If you decide to go whale watching in Florida along the Atlantic Coast between Cape Canaveral and Jacksonville in the winter, you can improve your chances of spotting whales with this advice, according to Hampp.
Tips for Whale Watching in Florida
- Keep binoculars handy, but scan the ocean without them from any high vantage point.
- Whales are often in the company of dolphins with sea birds overhead, so if you see either of those, take a closer look for whales.
- The most likely way you'll spot a whale? First, you'll see a lot of cars and a clump of people on the shoreline pointing and looking at the sea with binoculars. Since Flagler Beach has six miles of beachfront visible along A1A, it is a likely place to come upon a whale sighting in progress.
- You can identify right whales by these characteristics: They spout a V-shaped spray of water, they have no dorsal fin, they have whitish patches of raised and roughened skin (called callosities) on top of their heads, and their tails are black on both sides.
- Humpback whales migrate through the same waters on their way to their Dominican Republic winter waters, but they move through earlier and later than right whales.
Gromling adds this advice:
- February seems to be the best month for whale sightings, though whales are present and observed from December to March.
- There are four fishing piers that make good whale-watching spots: The St. Augustine pier, the 800-foot-long pier in Flagler Beach, the Sunglow pier in Daytona Beach Shores and the Main Street pier (closed for renovations until May 2012) in Daytona Beach.
Even if you don't get lucky and spot a right whale, the northeast coast of Florida offers excellent opportunities for observing wildlife.
Just ask Wieczorek: On her visits to Flagler Beach she has seen more dolphins than she can count, manatees, sharks, sting rays, alligators and loggerhead turtles.
"We always bring our binoculars with us," she said. "You never know what you'll see."
About the Marineland Right Whale Project
With a patchwork of federal, state and private funding, the Marineland Right Whale Project coordinates volunteer teams with scientists in right whale conservation efforts. It is not associated with the Marineland oceanarium.
Last winter there were about 200 Right Whale Project volunteers organized into teams, each with specific lookout points. Several area communities also organized whale-monitoring teams.
Before and during the season, phone cards with right whale sighting information are distributed to residents, visitors, lifeguards and others who spend time at the beach.

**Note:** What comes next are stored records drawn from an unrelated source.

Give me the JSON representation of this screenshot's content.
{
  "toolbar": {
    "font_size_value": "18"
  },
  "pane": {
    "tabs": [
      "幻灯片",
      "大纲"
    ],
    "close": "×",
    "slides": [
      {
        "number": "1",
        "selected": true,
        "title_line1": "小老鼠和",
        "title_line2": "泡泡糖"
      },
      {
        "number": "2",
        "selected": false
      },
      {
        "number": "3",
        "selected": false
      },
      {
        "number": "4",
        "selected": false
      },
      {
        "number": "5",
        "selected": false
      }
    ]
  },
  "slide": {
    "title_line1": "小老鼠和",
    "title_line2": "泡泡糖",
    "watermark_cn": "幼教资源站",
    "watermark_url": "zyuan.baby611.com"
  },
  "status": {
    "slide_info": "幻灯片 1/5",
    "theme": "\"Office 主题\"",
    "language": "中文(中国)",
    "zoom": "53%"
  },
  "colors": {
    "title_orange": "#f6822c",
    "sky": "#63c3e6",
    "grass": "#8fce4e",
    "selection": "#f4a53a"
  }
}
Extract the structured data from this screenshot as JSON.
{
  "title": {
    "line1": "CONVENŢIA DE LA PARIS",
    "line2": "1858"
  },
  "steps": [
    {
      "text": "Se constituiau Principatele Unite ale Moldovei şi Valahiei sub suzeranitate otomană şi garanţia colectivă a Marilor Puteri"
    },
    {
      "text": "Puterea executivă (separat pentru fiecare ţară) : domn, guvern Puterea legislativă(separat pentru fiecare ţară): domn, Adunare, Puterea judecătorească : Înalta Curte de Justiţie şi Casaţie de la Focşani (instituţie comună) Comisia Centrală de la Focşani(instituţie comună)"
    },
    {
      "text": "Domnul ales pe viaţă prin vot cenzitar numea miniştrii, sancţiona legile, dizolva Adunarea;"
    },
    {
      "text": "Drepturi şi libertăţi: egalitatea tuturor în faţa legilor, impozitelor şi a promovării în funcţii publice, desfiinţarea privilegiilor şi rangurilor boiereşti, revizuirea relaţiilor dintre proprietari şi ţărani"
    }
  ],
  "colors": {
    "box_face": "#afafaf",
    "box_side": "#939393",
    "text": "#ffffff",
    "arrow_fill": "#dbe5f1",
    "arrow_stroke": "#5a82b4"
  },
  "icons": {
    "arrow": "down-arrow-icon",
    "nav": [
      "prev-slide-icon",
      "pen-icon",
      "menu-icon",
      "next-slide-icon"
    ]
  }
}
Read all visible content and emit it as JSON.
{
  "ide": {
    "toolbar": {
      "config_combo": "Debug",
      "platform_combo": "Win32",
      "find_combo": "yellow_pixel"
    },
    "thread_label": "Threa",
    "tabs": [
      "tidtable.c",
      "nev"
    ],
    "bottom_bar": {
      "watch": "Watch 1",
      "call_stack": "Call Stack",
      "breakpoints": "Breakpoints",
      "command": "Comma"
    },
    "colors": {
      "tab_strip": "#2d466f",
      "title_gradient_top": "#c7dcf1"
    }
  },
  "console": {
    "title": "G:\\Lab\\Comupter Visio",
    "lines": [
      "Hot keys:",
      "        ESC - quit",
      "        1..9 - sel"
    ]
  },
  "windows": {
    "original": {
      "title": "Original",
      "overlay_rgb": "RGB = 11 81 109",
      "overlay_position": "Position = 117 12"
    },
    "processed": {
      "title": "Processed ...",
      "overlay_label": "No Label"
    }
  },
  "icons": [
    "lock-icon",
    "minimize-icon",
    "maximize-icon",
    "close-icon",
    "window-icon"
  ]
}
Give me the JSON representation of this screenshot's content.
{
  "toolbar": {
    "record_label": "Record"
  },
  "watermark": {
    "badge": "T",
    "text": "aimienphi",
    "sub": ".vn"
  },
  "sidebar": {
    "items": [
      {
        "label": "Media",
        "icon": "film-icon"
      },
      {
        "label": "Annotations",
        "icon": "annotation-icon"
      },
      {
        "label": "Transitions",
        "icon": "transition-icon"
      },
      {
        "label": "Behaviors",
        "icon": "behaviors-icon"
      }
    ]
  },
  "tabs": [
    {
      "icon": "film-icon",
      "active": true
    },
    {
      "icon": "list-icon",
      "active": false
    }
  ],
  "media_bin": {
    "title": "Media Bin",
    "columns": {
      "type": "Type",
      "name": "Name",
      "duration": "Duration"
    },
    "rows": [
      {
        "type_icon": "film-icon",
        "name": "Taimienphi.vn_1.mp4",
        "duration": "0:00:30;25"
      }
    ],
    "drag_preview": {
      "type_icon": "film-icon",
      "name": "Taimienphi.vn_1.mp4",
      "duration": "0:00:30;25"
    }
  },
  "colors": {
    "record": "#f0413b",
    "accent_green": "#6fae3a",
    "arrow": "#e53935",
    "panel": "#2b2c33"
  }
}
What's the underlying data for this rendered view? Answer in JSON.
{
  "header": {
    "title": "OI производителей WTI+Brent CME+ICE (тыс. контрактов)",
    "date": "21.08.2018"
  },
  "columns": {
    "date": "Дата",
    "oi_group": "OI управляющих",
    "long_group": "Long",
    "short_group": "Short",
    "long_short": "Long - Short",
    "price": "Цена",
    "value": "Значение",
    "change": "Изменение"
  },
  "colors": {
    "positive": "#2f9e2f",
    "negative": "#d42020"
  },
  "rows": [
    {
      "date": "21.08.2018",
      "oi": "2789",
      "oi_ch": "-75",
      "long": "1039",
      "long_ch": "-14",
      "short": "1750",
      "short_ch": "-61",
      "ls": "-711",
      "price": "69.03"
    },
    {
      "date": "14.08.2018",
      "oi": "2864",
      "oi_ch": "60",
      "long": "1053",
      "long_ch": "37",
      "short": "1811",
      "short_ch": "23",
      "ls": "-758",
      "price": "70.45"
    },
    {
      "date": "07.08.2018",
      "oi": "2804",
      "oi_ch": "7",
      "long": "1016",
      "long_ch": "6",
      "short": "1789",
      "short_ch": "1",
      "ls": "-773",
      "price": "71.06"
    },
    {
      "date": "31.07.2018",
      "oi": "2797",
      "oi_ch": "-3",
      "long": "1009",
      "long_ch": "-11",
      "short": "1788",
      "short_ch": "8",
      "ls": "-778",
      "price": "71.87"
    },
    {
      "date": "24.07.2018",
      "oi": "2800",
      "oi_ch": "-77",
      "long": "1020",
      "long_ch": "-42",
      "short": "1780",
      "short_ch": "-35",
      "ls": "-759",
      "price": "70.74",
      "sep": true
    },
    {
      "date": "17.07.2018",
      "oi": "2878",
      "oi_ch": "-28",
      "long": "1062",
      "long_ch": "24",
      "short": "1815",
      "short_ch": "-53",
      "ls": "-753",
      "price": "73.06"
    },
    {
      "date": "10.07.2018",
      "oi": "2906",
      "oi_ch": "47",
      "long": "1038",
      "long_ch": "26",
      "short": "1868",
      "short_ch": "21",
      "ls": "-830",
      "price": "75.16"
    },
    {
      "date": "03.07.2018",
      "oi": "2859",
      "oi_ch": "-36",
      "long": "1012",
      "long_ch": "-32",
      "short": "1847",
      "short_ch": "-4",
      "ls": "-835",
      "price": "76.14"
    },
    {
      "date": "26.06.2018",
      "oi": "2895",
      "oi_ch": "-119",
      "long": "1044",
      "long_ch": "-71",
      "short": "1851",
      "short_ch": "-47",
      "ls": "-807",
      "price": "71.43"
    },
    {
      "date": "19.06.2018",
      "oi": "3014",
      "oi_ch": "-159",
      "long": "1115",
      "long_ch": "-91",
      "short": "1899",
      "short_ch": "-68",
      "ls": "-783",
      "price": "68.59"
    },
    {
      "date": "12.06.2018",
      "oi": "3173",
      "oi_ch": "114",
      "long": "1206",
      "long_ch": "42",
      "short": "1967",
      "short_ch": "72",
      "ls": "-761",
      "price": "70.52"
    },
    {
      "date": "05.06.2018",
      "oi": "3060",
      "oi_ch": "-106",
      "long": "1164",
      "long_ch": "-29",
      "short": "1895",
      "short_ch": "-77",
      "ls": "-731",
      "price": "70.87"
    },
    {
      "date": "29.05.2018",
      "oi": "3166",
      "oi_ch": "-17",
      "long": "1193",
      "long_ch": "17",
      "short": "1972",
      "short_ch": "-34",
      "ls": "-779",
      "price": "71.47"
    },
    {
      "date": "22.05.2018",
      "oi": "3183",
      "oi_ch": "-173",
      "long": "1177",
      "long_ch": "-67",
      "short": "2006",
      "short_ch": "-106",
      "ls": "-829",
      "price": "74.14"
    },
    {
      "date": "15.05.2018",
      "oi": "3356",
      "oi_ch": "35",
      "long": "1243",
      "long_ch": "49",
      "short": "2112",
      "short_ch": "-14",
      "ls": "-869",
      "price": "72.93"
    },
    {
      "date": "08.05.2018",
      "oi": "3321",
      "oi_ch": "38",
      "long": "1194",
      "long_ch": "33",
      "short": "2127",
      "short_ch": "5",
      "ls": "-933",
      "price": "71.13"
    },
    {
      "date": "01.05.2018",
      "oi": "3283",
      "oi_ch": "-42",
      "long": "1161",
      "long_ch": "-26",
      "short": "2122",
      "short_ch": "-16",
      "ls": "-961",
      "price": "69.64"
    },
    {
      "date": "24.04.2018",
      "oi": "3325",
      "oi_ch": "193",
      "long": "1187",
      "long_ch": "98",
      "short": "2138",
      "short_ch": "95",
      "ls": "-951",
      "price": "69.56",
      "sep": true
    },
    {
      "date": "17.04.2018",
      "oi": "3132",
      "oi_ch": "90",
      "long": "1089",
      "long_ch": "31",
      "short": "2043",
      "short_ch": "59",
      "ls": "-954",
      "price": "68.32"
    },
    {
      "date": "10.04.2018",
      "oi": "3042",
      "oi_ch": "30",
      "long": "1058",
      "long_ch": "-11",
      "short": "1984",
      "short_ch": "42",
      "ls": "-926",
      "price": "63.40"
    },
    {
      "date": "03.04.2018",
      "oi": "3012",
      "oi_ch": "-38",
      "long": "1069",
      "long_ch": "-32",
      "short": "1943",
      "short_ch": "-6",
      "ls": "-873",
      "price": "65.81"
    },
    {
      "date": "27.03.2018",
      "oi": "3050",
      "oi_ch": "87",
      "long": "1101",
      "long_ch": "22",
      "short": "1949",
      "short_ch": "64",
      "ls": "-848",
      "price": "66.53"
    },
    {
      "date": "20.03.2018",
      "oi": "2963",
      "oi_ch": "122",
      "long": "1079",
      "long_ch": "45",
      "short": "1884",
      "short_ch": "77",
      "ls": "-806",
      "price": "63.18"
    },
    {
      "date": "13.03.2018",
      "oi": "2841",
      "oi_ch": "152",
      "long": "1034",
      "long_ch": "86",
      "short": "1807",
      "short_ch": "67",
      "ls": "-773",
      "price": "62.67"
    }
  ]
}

People are encouraged to phone the Right Whale Hotline – 1-888-97-WHALE – if they see a whale. Each sighting triggers a follow-up visit by a response team of experienced individuals with cameras and GPS units who document whale movements and behavior. Teams track the whales as long as possible, sometimes for an entire day.
Since 2002, the project has used an AirCam, a twin-engine, slow-flight aircraft developed for National Geographic wildlife surveys, for both aerial surveys and sighting/photo responses.
Facts about right whales:
- Right whales have been hunted for centuries for their blubber and oil.
- One of the major causes of death for right whales today is collisions with ships.
- Right whales feed on large schools of zooplankton, and scientists do not believe they eat while in Florida, where this food source is not available in sufficient quantities, Gromling said.
- The right whale is one of the slowest swimmers of all the whales, rarely going faster than five miles per hour. They are known to be quite active, however, as they breach, lobtail and tail-slap.
- The whales have been protected from hunting since 1949.